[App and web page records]
_ _ _ _ _
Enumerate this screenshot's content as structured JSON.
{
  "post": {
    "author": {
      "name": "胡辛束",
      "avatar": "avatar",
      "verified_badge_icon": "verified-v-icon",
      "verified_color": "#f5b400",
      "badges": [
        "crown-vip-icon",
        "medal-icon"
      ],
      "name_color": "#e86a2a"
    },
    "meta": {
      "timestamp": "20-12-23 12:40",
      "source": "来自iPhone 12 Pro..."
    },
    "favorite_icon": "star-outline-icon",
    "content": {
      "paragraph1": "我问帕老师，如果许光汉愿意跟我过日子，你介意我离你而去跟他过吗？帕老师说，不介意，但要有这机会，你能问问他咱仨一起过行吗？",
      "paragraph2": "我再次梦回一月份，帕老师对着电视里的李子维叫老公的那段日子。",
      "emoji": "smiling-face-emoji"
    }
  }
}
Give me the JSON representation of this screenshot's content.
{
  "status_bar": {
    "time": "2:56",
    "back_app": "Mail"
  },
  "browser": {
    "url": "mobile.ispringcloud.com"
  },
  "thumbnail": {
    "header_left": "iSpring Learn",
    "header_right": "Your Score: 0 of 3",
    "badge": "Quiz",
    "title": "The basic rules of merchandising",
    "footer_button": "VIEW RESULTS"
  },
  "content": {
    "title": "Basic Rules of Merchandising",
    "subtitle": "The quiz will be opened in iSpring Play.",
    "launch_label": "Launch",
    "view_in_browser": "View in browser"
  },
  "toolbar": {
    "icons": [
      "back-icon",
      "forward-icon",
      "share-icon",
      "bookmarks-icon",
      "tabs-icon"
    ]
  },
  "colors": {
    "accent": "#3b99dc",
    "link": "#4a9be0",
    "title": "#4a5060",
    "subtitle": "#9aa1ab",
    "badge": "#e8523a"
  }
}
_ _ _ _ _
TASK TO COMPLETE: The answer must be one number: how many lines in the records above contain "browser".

WRITTEN RESPONSE: 2